*** Records supplied ***
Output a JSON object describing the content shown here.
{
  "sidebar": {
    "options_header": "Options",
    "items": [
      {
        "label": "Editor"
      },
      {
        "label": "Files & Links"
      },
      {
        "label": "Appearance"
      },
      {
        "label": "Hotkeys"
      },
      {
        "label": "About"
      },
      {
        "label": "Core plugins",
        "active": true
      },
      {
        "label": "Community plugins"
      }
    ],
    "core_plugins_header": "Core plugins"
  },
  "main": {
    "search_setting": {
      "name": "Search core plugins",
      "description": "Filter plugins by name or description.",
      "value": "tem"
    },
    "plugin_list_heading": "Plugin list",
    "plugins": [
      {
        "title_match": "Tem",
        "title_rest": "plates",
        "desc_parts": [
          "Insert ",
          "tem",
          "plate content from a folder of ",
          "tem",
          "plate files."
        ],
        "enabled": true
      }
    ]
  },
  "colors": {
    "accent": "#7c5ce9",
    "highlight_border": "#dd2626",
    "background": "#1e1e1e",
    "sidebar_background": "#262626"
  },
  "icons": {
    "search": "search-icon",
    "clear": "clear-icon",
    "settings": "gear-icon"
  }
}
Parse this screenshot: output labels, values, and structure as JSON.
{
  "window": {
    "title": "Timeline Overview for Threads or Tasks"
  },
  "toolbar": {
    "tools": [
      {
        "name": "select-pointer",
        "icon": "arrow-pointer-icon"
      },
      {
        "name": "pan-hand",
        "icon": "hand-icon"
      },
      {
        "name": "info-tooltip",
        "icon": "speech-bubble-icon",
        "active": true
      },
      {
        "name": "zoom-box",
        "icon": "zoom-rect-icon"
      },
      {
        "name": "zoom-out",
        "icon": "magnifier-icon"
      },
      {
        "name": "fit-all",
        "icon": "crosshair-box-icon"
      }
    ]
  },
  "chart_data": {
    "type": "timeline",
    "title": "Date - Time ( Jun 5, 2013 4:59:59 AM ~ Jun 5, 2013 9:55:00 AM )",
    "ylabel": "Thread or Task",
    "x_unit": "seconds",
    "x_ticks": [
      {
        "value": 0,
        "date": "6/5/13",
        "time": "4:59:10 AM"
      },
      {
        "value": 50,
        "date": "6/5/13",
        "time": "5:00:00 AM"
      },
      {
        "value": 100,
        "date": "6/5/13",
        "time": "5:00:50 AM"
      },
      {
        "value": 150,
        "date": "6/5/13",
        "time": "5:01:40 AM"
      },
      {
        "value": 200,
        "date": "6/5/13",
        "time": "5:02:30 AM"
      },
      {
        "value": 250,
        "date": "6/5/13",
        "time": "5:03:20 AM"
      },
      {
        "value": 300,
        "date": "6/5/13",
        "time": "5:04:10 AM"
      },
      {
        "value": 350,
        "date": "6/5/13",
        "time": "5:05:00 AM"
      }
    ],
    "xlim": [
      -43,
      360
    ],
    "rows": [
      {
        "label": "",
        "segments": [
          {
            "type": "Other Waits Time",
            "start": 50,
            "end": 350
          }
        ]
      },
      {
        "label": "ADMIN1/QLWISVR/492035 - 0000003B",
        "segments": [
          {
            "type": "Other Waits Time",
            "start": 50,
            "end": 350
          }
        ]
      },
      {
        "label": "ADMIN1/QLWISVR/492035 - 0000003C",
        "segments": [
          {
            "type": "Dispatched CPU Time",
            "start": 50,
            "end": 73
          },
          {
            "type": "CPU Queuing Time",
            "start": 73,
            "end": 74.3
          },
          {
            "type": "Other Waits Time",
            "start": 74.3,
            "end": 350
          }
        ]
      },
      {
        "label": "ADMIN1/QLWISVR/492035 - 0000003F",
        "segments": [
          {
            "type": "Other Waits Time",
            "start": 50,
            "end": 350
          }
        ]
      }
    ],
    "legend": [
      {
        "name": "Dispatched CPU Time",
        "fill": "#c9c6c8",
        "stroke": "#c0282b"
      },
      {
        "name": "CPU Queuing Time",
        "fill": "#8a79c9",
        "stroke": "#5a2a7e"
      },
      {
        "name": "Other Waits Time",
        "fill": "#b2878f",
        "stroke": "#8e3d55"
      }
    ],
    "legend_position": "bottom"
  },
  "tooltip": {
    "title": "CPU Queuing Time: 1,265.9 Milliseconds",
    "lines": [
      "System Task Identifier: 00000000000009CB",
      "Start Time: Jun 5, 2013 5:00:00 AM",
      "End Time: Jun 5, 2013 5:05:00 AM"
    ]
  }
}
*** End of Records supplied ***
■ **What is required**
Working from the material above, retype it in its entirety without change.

■ **Response for this exercise**
Output a JSON object describing the content shown here.
{
  "sidebar": {
    "options_header": "Options",
    "items": [
      {
        "label": "Editor"
      },
      {
        "label": "Files & Links"
      },
      {
        "label": "Appearance"
      },
      {
        "label": "Hotkeys"
      },
      {
        "label": "About"
      },
      {
        "label": "Core plugins",
        "active": true
      },
      {
        "label": "Community plugins"
      }
    ],
    "core_plugins_header": "Core plugins"
  },
  "main": {
    "search_setting": {
      "name": "Search core plugins",
      "description": "Filter plugins by name or description.",
      "value": "tem"
    },
    "plugin_list_heading": "Plugin list",
    "plugins": [
      {
        "title_match": "Tem",
        "title_rest": "plates",
        "desc_parts": [
          "Insert ",
          "tem",
          "plate content from a folder of ",
          "tem",
          "plate files."
        ],
        "enabled": true
      }
    ]
  },
  "colors": {
    "accent": "#7c5ce9",
    "highlight_border": "#dd2626",
    "background": "#1e1e1e",
    "sidebar_background": "#262626"
  },
  "icons": {
    "search": "search-icon",
    "clear": "clear-icon",
    "settings": "gear-icon"
  }
}
Parse this screenshot: output labels, values, and structure as JSON.
{
  "window": {
    "title": "Timeline Overview for Threads or Tasks"
  },
  "toolbar": {
    "tools": [
      {
        "name": "select-pointer",
        "icon": "arrow-pointer-icon"
      },
      {
        "name": "pan-hand",
        "icon": "hand-icon"
      },
      {
        "name": "info-tooltip",
        "icon": "speech-bubble-icon",
        "active": true
      },
      {
        "name": "zoom-box",
        "icon": "zoom-rect-icon"
      },
      {
        "name": "zoom-out",
        "icon": "magnifier-icon"
      },
      {
        "name": "fit-all",
        "icon": "crosshair-box-icon"
      }
    ]
  },
  "chart_data": {
    "type": "timeline",
    "title": "Date - Time ( Jun 5, 2013 4:59:59 AM ~ Jun 5, 2013 9:55:00 AM )",
    "ylabel": "Thread or Task",
    "x_unit": "seconds",
    "x_ticks": [
      {
        "value": 0,
        "date": "6/5/13",
        "time": "4:59:10 AM"
      },
      {
        "value": 50,
        "date": "6/5/13",
        "time": "5:00:00 AM"
      },
      {
        "value": 100,
        "date": "6/5/13",
        "time": "5:00:50 AM"
      },
      {
        "value": 150,
        "date": "6/5/13",
        "time": "5:01:40 AM"
      },
      {
        "value": 200,
        "date": "6/5/13",
        "time": "5:02:30 AM"
      },
      {
        "value": 250,
        "date": "6/5/13",
        "time": "5:03:20 AM"
      },
      {
        "value": 300,
        "date": "6/5/13",
        "time": "5:04:10 AM"
      },
      {
        "value": 350,
        "date": "6/5/13",
        "time": "5:05:00 AM"
      }
    ],
    "xlim": [
      -43,
      360
    ],
    "rows": [
      {
        "label": "",
        "segments": [
          {
            "type": "Other Waits Time",
            "start": 50,
            "end": 350
          }
        ]
      },
      {
        "label": "ADMIN1/QLWISVR/492035 - 0000003B",
        "segments": [
          {
            "type": "Other Waits Time",
            "start": 50,
            "end": 350
          }
        ]
      },
      {
        "label": "ADMIN1/QLWISVR/492035 - 0000003C",
        "segments": [
          {
            "type": "Dispatched CPU Time",
            "start": 50,
            "end": 73
          },
          {
            "type": "CPU Queuing Time",
            "start": 73,
            "end": 74.3
          },
          {
            "type": "Other Waits Time",
            "start": 74.3,
            "end": 350
          }
        ]
      },
      {
        "label": "ADMIN1/QLWISVR/492035 - 0000003F",
        "segments": [
          {
            "type": "Other Waits Time",
            "start": 50,
            "end": 350
          }
        ]
      }
    ],
    "legend": [
      {
        "name": "Dispatched CPU Time",
        "fill": "#c9c6c8",
        "stroke": "#c0282b"
      },
      {
        "name": "CPU Queuing Time",
        "fill": "#8a79c9",
        "stroke": "#5a2a7e"
      },
      {
        "name": "Other Waits Time",
        "fill": "#b2878f",
        "stroke": "#8e3d55"
      }
    ],
    "legend_position": "bottom"
  },
  "tooltip": {
    "title": "CPU Queuing Time: 1,265.9 Milliseconds",
    "lines": [
      "System Task Identifier: 00000000000009CB",
      "Start Time: Jun 5, 2013 5:00:00 AM",
      "End Time: Jun 5, 2013 5:05:00 AM"
    ]
  }
}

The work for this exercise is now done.